## RECORDED DATA
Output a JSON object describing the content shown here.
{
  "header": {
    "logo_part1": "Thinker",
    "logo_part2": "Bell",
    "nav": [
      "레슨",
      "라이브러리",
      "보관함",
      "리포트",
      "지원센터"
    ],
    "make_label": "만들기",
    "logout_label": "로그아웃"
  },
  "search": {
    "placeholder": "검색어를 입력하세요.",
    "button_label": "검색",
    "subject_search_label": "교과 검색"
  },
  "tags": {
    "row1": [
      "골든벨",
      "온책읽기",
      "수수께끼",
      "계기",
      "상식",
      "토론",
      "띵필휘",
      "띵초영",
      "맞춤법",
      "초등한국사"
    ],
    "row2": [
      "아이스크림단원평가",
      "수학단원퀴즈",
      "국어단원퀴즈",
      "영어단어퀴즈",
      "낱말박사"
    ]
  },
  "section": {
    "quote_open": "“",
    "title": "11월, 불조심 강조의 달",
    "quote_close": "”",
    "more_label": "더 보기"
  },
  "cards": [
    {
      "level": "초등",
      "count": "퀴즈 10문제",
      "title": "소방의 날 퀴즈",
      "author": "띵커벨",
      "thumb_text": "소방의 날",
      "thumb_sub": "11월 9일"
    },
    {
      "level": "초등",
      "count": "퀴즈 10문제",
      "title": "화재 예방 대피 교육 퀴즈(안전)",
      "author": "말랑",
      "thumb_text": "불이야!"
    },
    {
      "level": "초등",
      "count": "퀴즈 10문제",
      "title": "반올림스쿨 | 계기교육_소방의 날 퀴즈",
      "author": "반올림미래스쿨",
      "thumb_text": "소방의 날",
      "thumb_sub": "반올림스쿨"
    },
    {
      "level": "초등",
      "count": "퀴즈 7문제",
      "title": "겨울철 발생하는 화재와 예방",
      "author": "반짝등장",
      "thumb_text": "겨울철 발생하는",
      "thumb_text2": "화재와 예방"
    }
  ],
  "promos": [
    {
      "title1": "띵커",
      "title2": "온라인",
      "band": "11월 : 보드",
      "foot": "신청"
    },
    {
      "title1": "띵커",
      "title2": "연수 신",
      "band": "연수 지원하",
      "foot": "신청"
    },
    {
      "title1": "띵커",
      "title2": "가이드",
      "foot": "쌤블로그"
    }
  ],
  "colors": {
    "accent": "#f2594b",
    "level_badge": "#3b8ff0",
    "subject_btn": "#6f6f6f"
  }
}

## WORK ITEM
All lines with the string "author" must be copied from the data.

## RESPONSE FOR THIS EXERCISE
      "author": "띵커벨",
      "author": "말랑",
      "author": "반올림미래스쿨",
      "author": "반짝등장",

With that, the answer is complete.